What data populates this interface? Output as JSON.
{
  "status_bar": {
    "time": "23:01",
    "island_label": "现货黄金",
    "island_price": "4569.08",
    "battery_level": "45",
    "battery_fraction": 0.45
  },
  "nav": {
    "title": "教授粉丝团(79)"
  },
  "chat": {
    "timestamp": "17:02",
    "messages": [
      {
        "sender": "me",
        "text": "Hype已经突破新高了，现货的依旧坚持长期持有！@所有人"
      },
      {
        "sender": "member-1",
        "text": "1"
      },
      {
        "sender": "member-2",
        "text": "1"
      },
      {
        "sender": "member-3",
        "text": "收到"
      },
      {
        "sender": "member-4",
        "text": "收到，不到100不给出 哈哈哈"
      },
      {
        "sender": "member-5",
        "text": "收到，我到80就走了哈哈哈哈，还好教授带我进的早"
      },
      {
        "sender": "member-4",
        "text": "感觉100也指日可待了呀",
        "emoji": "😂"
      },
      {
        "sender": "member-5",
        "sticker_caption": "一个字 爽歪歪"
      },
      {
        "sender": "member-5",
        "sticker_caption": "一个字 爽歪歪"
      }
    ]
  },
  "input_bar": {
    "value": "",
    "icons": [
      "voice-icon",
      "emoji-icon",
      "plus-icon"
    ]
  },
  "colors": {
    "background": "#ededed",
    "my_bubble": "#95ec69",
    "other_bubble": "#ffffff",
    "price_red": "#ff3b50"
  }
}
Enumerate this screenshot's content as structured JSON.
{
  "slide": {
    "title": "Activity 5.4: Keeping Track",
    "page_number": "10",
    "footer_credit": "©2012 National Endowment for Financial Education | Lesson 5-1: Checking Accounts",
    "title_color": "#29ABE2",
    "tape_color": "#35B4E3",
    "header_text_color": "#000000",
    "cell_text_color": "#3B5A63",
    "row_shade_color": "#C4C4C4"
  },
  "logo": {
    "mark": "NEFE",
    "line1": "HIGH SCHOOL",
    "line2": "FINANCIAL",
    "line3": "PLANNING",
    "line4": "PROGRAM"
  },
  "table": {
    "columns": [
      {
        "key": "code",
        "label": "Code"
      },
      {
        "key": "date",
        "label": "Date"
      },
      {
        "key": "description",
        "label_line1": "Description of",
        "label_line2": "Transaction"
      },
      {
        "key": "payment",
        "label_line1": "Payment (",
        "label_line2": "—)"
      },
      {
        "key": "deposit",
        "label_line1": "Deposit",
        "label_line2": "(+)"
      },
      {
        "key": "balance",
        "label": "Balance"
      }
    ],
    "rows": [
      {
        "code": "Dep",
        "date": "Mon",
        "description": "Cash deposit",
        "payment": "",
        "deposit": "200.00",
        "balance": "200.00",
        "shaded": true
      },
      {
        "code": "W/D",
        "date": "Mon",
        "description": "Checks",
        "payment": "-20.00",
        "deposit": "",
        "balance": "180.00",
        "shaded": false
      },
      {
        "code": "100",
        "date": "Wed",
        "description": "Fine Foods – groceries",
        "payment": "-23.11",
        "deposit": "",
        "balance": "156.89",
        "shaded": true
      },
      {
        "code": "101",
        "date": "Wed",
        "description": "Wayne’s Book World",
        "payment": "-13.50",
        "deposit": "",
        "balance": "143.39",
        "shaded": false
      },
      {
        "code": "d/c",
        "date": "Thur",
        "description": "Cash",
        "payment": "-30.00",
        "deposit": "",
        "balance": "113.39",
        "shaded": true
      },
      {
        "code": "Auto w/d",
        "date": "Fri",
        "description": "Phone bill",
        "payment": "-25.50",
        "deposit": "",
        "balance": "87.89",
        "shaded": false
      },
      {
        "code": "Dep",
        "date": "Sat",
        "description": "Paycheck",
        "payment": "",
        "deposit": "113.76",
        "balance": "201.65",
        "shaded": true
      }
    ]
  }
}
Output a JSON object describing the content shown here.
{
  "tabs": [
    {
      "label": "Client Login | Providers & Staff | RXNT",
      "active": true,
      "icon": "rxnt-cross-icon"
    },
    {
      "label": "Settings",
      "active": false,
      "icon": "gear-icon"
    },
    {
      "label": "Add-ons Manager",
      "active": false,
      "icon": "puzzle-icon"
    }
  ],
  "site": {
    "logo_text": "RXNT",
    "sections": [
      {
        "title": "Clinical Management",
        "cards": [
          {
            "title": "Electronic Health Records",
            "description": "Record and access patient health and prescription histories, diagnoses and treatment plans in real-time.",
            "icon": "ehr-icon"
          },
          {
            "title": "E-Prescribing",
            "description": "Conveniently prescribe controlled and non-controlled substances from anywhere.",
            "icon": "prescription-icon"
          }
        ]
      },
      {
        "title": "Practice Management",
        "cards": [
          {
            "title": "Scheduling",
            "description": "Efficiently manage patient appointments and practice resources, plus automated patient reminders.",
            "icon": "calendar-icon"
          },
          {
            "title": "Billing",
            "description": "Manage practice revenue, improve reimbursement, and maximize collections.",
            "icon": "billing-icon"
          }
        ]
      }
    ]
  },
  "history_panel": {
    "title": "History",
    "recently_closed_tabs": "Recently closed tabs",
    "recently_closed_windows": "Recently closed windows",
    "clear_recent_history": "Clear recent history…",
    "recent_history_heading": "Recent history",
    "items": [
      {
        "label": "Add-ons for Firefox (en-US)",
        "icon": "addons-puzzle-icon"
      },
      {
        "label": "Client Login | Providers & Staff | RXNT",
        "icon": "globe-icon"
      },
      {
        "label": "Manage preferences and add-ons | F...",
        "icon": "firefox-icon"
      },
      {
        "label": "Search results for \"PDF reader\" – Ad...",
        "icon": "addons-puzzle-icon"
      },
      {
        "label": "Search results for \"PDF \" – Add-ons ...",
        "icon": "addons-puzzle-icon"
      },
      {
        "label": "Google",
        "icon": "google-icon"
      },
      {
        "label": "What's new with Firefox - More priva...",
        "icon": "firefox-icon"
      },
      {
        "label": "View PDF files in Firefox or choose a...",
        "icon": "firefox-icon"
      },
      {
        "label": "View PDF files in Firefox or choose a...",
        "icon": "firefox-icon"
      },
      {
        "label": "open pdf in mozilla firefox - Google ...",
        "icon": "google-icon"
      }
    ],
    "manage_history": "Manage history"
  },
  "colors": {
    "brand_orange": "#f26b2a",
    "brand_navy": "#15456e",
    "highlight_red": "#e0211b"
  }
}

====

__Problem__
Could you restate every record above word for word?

__Response area__
What data populates this interface? Output as JSON.
{
  "status_bar": {
    "time": "23:01",
    "island_label": "现货黄金",
    "island_price": "4569.08",
    "battery_level": "45",
    "battery_fraction": 0.45
  },
  "nav": {
    "title": "教授粉丝团(79)"
  },
  "chat": {
    "timestamp": "17:02",
    "messages": [
      {
        "sender": "me",
        "text": "Hype已经突破新高了，现货的依旧坚持长期持有！@所有人"
      },
      {
        "sender": "member-1",
        "text": "1"
      },
      {
        "sender": "member-2",
        "text": "1"
      },
      {
        "sender": "member-3",
        "text": "收到"
      },
      {
        "sender": "member-4",
        "text": "收到，不到100不给出 哈哈哈"
      },
      {
        "sender": "member-5",
        "text": "收到，我到80就走了哈哈哈哈，还好教授带我进的早"
      },
      {
        "sender": "member-4",
        "text": "感觉100也指日可待了呀",
        "emoji": "😂"
      },
      {
        "sender": "member-5",
        "sticker_caption": "一个字 爽歪歪"
      },
      {
        "sender": "member-5",
        "sticker_caption": "一个字 爽歪歪"
      }
    ]
  },
  "input_bar": {
    "value": "",
    "icons": [
      "voice-icon",
      "emoji-icon",
      "plus-icon"
    ]
  },
  "colors": {
    "background": "#ededed",
    "my_bubble": "#95ec69",
    "other_bubble": "#ffffff",
    "price_red": "#ff3b50"
  }
}
Enumerate this screenshot's content as structured JSON.
{
  "slide": {
    "title": "Activity 5.4: Keeping Track",
    "page_number": "10",
    "footer_credit": "©2012 National Endowment for Financial Education | Lesson 5-1: Checking Accounts",
    "title_color": "#29ABE2",
    "tape_color": "#35B4E3",
    "header_text_color": "#000000",
    "cell_text_color": "#3B5A63",
    "row_shade_color": "#C4C4C4"
  },
  "logo": {
    "mark": "NEFE",
    "line1": "HIGH SCHOOL",
    "line2": "FINANCIAL",
    "line3": "PLANNING",
    "line4": "PROGRAM"
  },
  "table": {
    "columns": [
      {
        "key": "code",
        "label": "Code"
      },
      {
        "key": "date",
        "label": "Date"
      },
      {
        "key": "description",
        "label_line1": "Description of",
        "label_line2": "Transaction"
      },
      {
        "key": "payment",
        "label_line1": "Payment (",
        "label_line2": "—)"
      },
      {
        "key": "deposit",
        "label_line1": "Deposit",
        "label_line2": "(+)"
      },
      {
        "key": "balance",
        "label": "Balance"
      }
    ],
    "rows": [
      {
        "code": "Dep",
        "date": "Mon",
        "description": "Cash deposit",
        "payment": "",
        "deposit": "200.00",
        "balance": "200.00",
        "shaded": true
      },
      {
        "code": "W/D",
        "date": "Mon",
        "description": "Checks",
        "payment": "-20.00",
        "deposit": "",
        "balance": "180.00",
        "shaded": false
      },
      {
        "code": "100",
        "date": "Wed",
        "description": "Fine Foods – groceries",
        "payment": "-23.11",
        "deposit": "",
        "balance": "156.89",
        "shaded": true
      },
      {
        "code": "101",
        "date": "Wed",
        "description": "Wayne’s Book World",
        "payment": "-13.50",
        "deposit": "",
        "balance": "143.39",
        "shaded": false
      },
      {
        "code": "d/c",
        "date": "Thur",
        "description": "Cash",
        "payment": "-30.00",
        "deposit": "",
        "balance": "113.39",
        "shaded": true
      },
      {
        "code": "Auto w/d",
        "date": "Fri",
        "description": "Phone bill",
        "payment": "-25.50",
        "deposit": "",
        "balance": "87.89",
        "shaded": false
      },
      {
        "code": "Dep",
        "date": "Sat",
        "description": "Paycheck",
        "payment": "",
        "deposit": "113.76",
        "balance": "201.65",
        "shaded": true
      }
    ]
  }
}
Output a JSON object describing the content shown here.
{
  "tabs": [
    {
      "label": "Client Login | Providers & Staff | RXNT",
      "active": true,
      "icon": "rxnt-cross-icon"
    },
    {
      "label": "Settings",
      "active": false,
      "icon": "gear-icon"
    },
    {
      "label": "Add-ons Manager",
      "active": false,
      "icon": "puzzle-icon"
    }
  ],
  "site": {
    "logo_text": "RXNT",
    "sections": [
      {
        "title": "Clinical Management",
        "cards": [
          {
            "title": "Electronic Health Records",
            "description": "Record and access patient health and prescription histories, diagnoses and treatment plans in real-time.",
            "icon": "ehr-icon"
          },
          {
            "title": "E-Prescribing",
            "description": "Conveniently prescribe controlled and non-controlled substances from anywhere.",
            "icon": "prescription-icon"
          }
        ]
      },
      {
        "title": "Practice Management",
        "cards": [
          {
            "title": "Scheduling",
            "description": "Efficiently manage patient appointments and practice resources, plus automated patient reminders.",
            "icon": "calendar-icon"
          },
          {
            "title": "Billing",
            "description": "Manage practice revenue, improve reimbursement, and maximize collections.",
            "icon": "billing-icon"
          }
        ]
      }
    ]
  },
  "history_panel": {
    "title": "History",
    "recently_closed_tabs": "Recently closed tabs",
    "recently_closed_windows": "Recently closed windows",
    "clear_recent_history": "Clear recent history…",
    "recent_history_heading": "Recent history",
    "items": [
      {
        "label": "Add-ons for Firefox (en-US)",
        "icon": "addons-puzzle-icon"
      },
      {
        "label": "Client Login | Providers & Staff | RXNT",
        "icon": "globe-icon"
      },
      {
        "label": "Manage preferences and add-ons | F...",
        "icon": "firefox-icon"
      },
      {
        "label": "Search results for \"PDF reader\" – Ad...",
        "icon": "addons-puzzle-icon"
      },
      {
        "label": "Search results for \"PDF \" – Add-ons ...",
        "icon": "addons-puzzle-icon"
      },
      {
        "label": "Google",
        "icon": "google-icon"
      },
      {
        "label": "What's new with Firefox - More priva...",
        "icon": "firefox-icon"
      },
      {
        "label": "View PDF files in Firefox or choose a...",
        "icon": "firefox-icon"
      },
      {
        "label": "View PDF files in Firefox or choose a...",
        "icon": "firefox-icon"
      },
      {
        "label": "open pdf in mozilla firefox - Google ...",
        "icon": "google-icon"
      }
    ],
    "manage_history": "Manage history"
  },
  "colors": {
    "brand_orange": "#f26b2a",
    "brand_navy": "#15456e",
    "highlight_red": "#e0211b"
  }
}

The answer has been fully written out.